Wednesday, November 9, 2011

A break from projects

We've been going at the work projects so much lately that we decided to take a break last weekend and do nothing for a change.  Well, I guess we were sort of busy, but we weren't working.  We had a nice, quiet morning at home Saturday.  We slept in and enjoyed coffee in front of the woodstove looking outside at the rain falling.  Maybe it's because our summer seemed so short-lived this year and it didn't really stop raining until July, but I'm really resentful of the rain already.  But, it is what it is.  I can be thankful that we don't have frozen water troughs to deal with, or freezing pipes, or so many other weather-related issues that others' have to experience.  That's what I need to keep repeating to myself.  Anyway, after turning the horses out, giving them their morning hay ration, cleaning the stalls and putting the evening meal in their stalls, we were finished with the only chores that we had to do that day.  I made some homemade spaghetti sauce and put it on the stove to simmer and baked an applesauce/spice cake for a friend's memorial service that we were attending later on that afternoon.   It was a simple affair with family members and a few friends.  We planted a tree along with the friend's ashes and created a small memorial in his honor.  It was a nice way to say good-bye. 

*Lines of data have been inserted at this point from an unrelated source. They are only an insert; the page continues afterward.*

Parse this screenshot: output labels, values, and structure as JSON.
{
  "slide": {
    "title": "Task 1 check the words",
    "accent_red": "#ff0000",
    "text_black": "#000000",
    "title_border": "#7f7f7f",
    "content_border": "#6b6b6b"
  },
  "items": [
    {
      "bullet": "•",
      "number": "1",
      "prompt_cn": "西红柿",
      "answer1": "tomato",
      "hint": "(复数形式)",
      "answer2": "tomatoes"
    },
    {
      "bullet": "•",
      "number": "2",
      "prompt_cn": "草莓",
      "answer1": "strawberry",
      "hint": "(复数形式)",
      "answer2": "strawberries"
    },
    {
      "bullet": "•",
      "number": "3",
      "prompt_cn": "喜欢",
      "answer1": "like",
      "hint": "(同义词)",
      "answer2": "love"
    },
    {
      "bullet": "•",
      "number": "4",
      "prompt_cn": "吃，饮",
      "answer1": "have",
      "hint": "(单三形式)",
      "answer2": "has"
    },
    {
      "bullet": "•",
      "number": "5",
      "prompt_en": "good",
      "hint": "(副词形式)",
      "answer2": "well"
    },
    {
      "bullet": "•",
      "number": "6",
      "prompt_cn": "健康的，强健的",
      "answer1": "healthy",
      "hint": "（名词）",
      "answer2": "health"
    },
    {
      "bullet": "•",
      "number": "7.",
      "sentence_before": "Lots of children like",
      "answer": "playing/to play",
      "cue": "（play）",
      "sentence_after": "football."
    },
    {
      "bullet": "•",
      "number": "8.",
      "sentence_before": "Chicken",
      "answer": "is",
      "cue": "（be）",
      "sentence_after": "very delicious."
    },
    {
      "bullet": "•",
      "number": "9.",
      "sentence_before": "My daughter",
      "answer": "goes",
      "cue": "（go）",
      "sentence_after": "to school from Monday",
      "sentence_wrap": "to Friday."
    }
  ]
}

Afterwards we spent some time in the barn with the horses, then went inside and watched a little tv before heading off to bed fairly early.  Wild people we are!  But, it was a nice day and it felt good to relax and take life easy for a change.

Sunday, we got up fairly early and got the chores finished before heading out to Eugene to watch the Extreme Trail Challenge.  This was a first for us, and I was quite surprised at how easy the courses actually were.  There was nothing that most of us trailriders don't usually encounter while riding in the mountains.  The big difference seemed to be, for the horses anyway, was that these obstacles were indoors and because of that, some of the horses were a little hesitant about something, that if outside, they would do without a second thought.  The activity really seems to be catching on with people, and is something that can be enjoyed by all types of riders without a lot of expensive training, special tack or gear.  However, it would be quite fun to have one of those obstacle courses at home; sure would be more interesting for the horses than a lot of ring riding.  In fact, there are several clinicians specializing in this type of training now.  There were a couple of them there, and one of the guys, Mark Bolender, does a lot of building these trail courses on private property for clients.  Now there's another use for somebody who owns a lot of heavy equipment! 

Some of our friends were there with their whole family riding some of their horses.  I don't know how well they did overall because we left before it was over, but from what I saw, they did very well.  Their horses were all amazingly quiet and confidently mastered most of the obstacles on the courses.  I was very proud of how well they did.  Some of the kids had to double up and share horses because Greg, the father, had brought his big boy, Ben; and when Ben goes along, their 6-horse trailer becomes a 4-horse trailer.  Ben is a grey Percheron who stands 18.2 hands high.  Ben is as sweet as a horse can possibly be...just don't give him a butterscotch candy and then expect not to be molested for more.  :)    In his former life, Ben was a Disneyland carriage horse, but he's a family horse now and is used primarily for trailriding. 

Greg and Ben

An indoor creek crossing at the bottom of the waterfall.

This pretty little Arabian mare handled the balance beam with ease.

Big Ben making it look so easy...
  When we got home, the navy bean soup I had cooking in the crockpot had the house smelling wonderfully.  I baked some cornbread and we had supper before heading outside to bring the horses in for the night.  In some ways, I wished we'd stayed home where I could have worked with Eagle and ridden Ladde because unlike Saturday, it didn't rain at all.  Oh well, you can't do everything.  There's just too many things to try and accomplish in a weekend.  With the time change, horse lessons will become more of a challenge because it's dark before I get off work now.  I hate that.  I'm just not looking forward to winter at all this year. 

Ladde helping with the pear picking.

Annie relaxing

Eagle sporting his "winter woolies"

Stall potatoes   :)

Blessings everyone from Cingspots


Grey Horse Matters said...

It's always nice to take a day to relax. The show looks interesting and fun. Love Ben the Percheron. Great pictures.

fernvalley01 said...

Looks like you have all your projects well in mhand . ANd a girl needs a day off too! What a fun one

aurora said...

Look at those great projects! Tired just thinking about 'em. I'm sure they'll be enjoyed in the middle of winter.

What a cool Extreme Challenge, with friends to watch! Ben sure is a looker. Glad you had a good time, nice to take a day away.

panthercreekcottage said...

I've heard of that challenge. I think a neighbor of ours attends yearly. How fun. Glad you enjoyed yourself. Oh those beautiful jars of goodness. I can see them already on those pretty papered pantry shelves of yours. Blessings dear friend.

Jenn said...

Oh my! That indoor trail challenge looks AMAZING!!! Not only beautifully set up, but beautiful to look at too. I'd love to go watch one some day, maybe even try my hand competing in one too.

Winter woolies....mine resemble that remark!